By Author / Illustrator
Davina Bell, Jenny Lovlie
Representation & Inclusion
Andersen Press Ltd
Paperback / softback
From Davina Bell and Waterstones Award-winning illustrator of The Girls, Jenny Lovlie, comes a beautifully diverse and inclusive picture book perfect for any aspiring dancer.
There is a lot to learn about being a ballerina. It is hard work and can seem silly at times. If you fall over, don't panic. You don't have to be perfect! But when you walk out on the stage, it will feel like magic and fireworks and Christmas-tree lights in your tummy, and you'll know that no matter what, you're a real ballerina.
Also by Davina Bell and Jenny Lovlie, I Love Tractors! : the story of one little boy's obsession with all things tractor.
How to be a Real Ballerina is a humorous and inclusive book about the process of learning to become a ballet dancer. We learn about ballet through the eyes of the book's central character. We quickly get the impression that she has not found dance classes at all easy and that her natural wit and confident self-expression are somewhat at odds with the discipline required to succeed at ballet. There are challenges to overcome, like getting used to the costume and hairstyle, which are a little restrictive at first.
Having said that, the illustrations show a delightful and varied group of students who seem to be having a very enjoyable time learning the key steps. In fact, before long they can demonstrate the essential positions. The annual concert is an exciting and joyful occasion, when all the learning pays off, with the occasional mishap!

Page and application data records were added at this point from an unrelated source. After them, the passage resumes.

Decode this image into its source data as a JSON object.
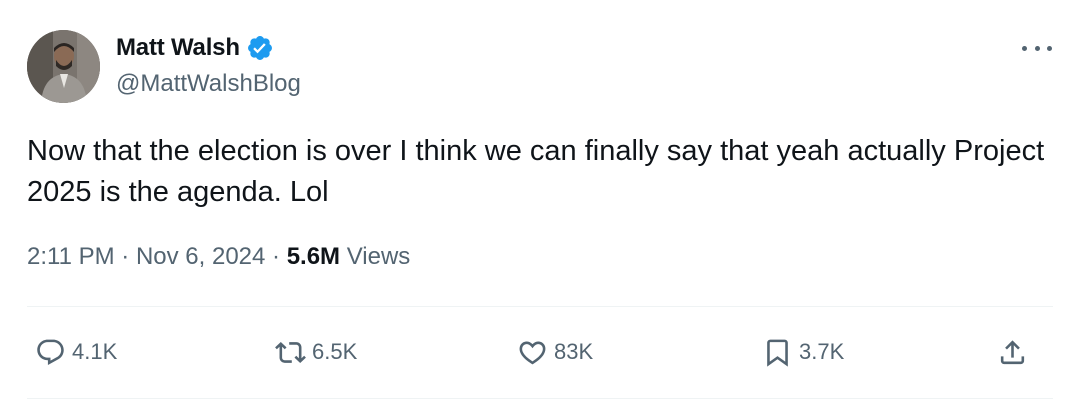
{
  "author": {
    "display_name": "Matt Walsh",
    "handle": "@MattWalshBlog",
    "verified": true
  },
  "tweet": {
    "text": "Now that the election is over I think we can finally say that yeah actually Project 2025 is the agenda. Lol"
  },
  "meta": {
    "time": "2:11 PM",
    "sep1": " · ",
    "date": "Nov 6, 2024",
    "sep2": " · ",
    "views_count": "5.6M",
    "views_label": " Views"
  },
  "actions": {
    "reply": {
      "icon": "reply-icon",
      "count": "4.1K"
    },
    "retweet": {
      "icon": "retweet-icon",
      "count": "6.5K"
    },
    "like": {
      "icon": "heart-icon",
      "count": "83K"
    },
    "bookmark": {
      "icon": "bookmark-icon",
      "count": "3.7K"
    },
    "share": {
      "icon": "share-icon"
    }
  },
  "colors": {
    "text_primary": "#0f1419",
    "text_secondary": "#536471",
    "verified_blue": "#1d9bf0",
    "divider": "#eff3f4"
  }
}
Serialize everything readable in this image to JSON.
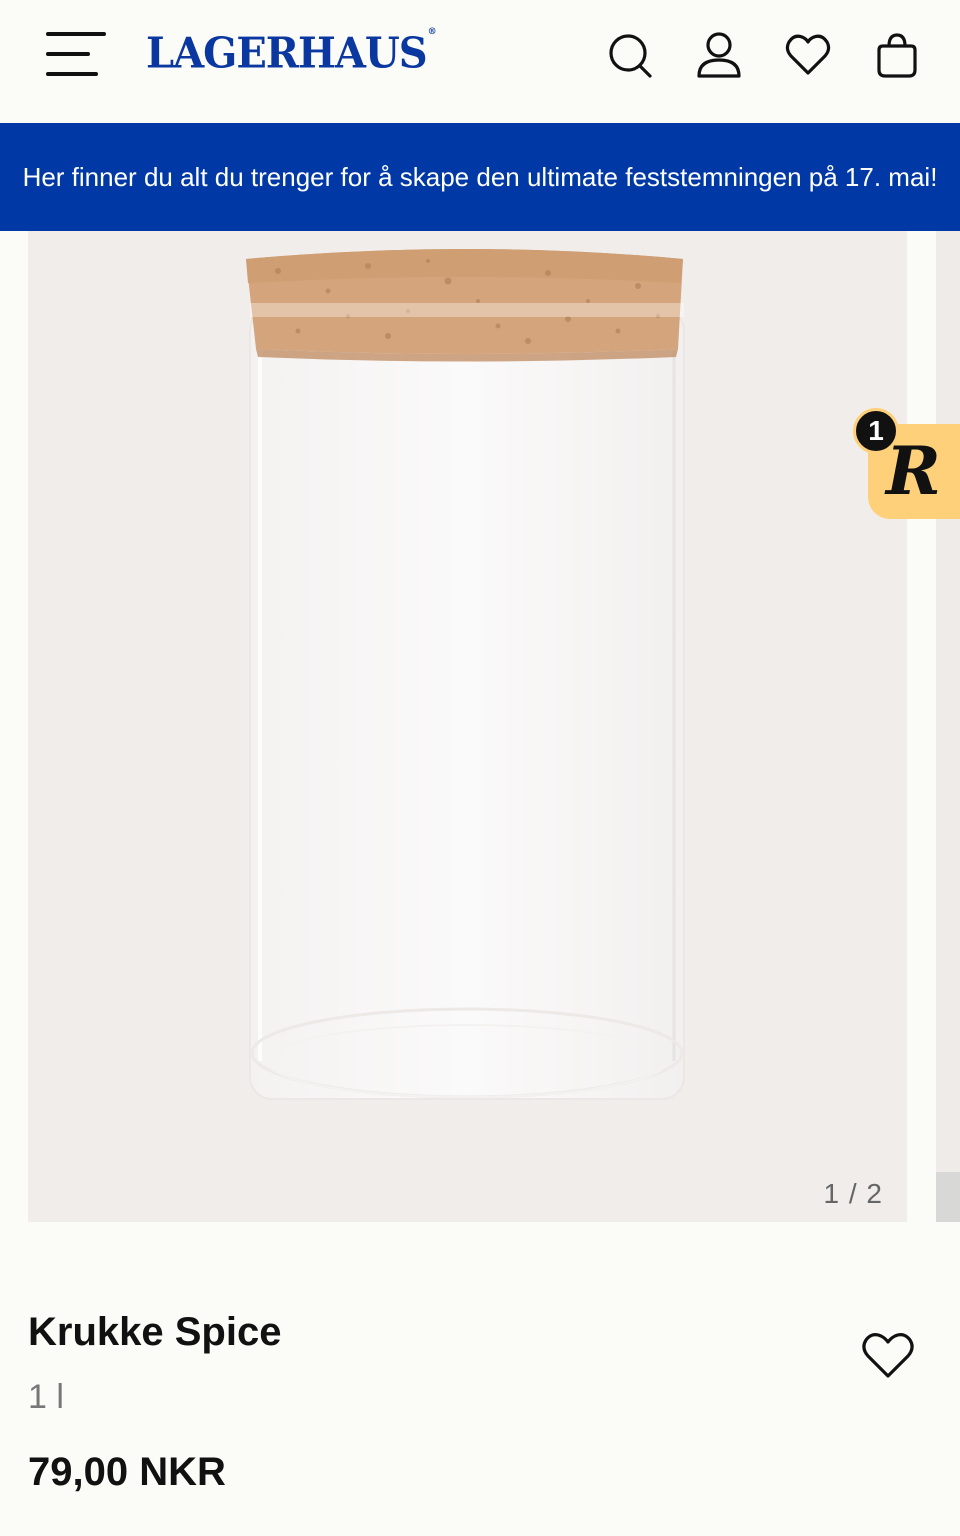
{
  "header": {
    "logo": "LAGERHAUS",
    "logo_mark": "®",
    "icons": [
      "menu-icon",
      "search-icon",
      "account-icon",
      "heart-icon",
      "bag-icon"
    ]
  },
  "banner": {
    "text": "Her finner du alt du trenger for å skape den ultimate feststemningen på 17. mai!"
  },
  "gallery": {
    "counter": "1 / 2"
  },
  "widget": {
    "letter": "R",
    "count": "1"
  },
  "product": {
    "title": "Krukke Spice",
    "variant": "1 l",
    "price": "79,00 NKR"
  },
  "colors": {
    "brand": "#0a38a0",
    "banner_bg": "#0039a6",
    "widget_bg": "#ffd07a",
    "gallery_bg": "#f1edeb"
  }
}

The messages are that dancing is for everyone, practice makes perfect, but it is more important to feel the magic of the dance. I especially enjoyed the narrator's voice, which gives an entertaining, personal account of how not to do ballet! Reading between the lines we can infer that she has been on quite a learning journey, through which she has acquired much wisdom. I love the fact that the cast of characters is ethnically diverse, male and female and includes a wheelchair dancer.

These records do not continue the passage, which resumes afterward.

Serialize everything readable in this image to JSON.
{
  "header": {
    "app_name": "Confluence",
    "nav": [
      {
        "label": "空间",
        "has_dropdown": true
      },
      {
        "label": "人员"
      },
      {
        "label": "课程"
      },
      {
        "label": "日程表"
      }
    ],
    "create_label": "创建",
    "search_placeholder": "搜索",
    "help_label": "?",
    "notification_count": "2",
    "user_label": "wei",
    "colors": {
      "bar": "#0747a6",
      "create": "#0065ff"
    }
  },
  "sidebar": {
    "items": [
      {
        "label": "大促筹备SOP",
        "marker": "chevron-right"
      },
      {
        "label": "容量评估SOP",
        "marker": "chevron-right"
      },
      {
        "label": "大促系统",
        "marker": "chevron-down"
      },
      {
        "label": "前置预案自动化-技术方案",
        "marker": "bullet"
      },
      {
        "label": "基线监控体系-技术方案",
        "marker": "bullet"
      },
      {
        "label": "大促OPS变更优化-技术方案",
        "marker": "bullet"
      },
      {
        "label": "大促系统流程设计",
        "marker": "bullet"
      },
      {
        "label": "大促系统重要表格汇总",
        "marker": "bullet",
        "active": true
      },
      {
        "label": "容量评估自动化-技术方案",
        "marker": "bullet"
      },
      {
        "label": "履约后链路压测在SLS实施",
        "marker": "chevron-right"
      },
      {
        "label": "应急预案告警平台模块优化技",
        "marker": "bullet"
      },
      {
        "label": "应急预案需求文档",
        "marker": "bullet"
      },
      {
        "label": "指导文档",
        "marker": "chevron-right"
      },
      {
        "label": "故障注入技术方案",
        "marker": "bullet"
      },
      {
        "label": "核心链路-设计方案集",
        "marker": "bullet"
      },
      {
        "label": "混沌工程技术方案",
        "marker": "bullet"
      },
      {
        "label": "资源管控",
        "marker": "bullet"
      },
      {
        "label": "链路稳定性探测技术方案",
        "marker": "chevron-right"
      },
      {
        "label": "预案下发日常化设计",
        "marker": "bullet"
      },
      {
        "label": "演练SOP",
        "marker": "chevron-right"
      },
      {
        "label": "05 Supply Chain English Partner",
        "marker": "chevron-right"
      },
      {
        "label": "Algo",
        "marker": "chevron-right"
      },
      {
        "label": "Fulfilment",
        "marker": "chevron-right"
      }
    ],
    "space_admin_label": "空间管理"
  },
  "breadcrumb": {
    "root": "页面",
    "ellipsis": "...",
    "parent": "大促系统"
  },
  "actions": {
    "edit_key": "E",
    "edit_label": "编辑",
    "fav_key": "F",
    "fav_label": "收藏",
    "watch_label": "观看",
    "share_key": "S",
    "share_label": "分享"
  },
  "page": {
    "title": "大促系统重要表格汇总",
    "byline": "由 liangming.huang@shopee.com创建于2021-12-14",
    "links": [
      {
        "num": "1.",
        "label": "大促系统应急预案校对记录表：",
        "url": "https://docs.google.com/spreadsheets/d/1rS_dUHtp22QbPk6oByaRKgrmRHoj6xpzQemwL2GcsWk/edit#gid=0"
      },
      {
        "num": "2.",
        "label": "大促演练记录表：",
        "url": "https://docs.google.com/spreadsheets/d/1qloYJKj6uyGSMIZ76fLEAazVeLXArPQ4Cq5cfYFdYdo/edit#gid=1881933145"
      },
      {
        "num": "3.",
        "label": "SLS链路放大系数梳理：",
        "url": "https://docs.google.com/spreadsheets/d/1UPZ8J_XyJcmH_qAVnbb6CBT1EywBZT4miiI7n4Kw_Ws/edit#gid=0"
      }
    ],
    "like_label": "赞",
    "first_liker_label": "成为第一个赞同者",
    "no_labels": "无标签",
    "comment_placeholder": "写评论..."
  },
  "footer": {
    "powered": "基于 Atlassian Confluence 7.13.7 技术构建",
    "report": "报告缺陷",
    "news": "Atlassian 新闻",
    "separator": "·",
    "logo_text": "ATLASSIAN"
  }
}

The illustrations are full of movement, expression, fun and vivacity. Look out for the playful cat on several of the pages. Part of the story is also told in the facial expressions of the characters, especially of the ballet teacher and the other adults in the book, as they react to the antics depicted.
Picture book / Reviewed by Judith Greenall, librarian
Suggested Reading Age 3+